▸ **Directions**:
Among the lines of the records, count those containing the word "Detail", then give the number alone.

[Data records for software interfaces]
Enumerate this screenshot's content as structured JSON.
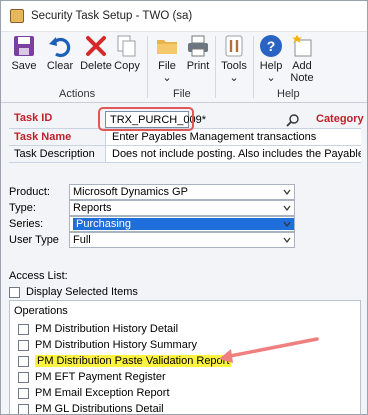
{
  "window": {
    "title": "Security Task Setup  -  TWO (sa)"
  },
  "ribbon": {
    "buttons": [
      {
        "label": "Save",
        "icon": "save-icon"
      },
      {
        "label": "Clear",
        "icon": "undo-icon"
      },
      {
        "label": "Delete",
        "icon": "delete-x-icon"
      },
      {
        "label": "Copy",
        "icon": "copy-icon"
      },
      {
        "label": "File",
        "icon": "folder-icon"
      },
      {
        "label": "Print",
        "icon": "printer-icon"
      },
      {
        "label": "Tools",
        "icon": "tools-icon"
      },
      {
        "label": "Help",
        "icon": "help-icon"
      },
      {
        "label": "Add",
        "label2": "Note",
        "icon": "add-note-icon"
      }
    ],
    "groups": [
      "Actions",
      "File",
      "Help"
    ]
  },
  "form": {
    "task_id_label": "Task ID",
    "task_id_value": "TRX_PURCH_009*",
    "category_label": "Category",
    "task_name_label": "Task Name",
    "task_name_value": "Enter Payables Management transactions",
    "task_desc_label": "Task Description",
    "task_desc_value": "Does not include posting. Also includes the Payables Transaction"
  },
  "selects": {
    "product_label": "Product:",
    "product_value": "Microsoft Dynamics GP",
    "type_label": "Type:",
    "type_value": "Reports",
    "series_label": "Series:",
    "series_value": "Purchasing",
    "usertype_label": "User Type",
    "usertype_value": "Full"
  },
  "access": {
    "label": "Access List:",
    "display_selected": "Display Selected Items",
    "header": "Operations",
    "items": [
      "PM Distribution History Detail",
      "PM Distribution History Summary",
      "PM Distribution Paste Validation Report",
      "PM EFT Payment Register",
      "PM Email Exception Report",
      "PM GL Distributions Detail"
    ]
  },
  "colors": {
    "accent_red": "#c0202a",
    "highlight_yellow": "#fbf33f",
    "arrow": "#f08080",
    "selection_blue": "#1e6fd9"
  }
}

▸ **Exercise response**:
2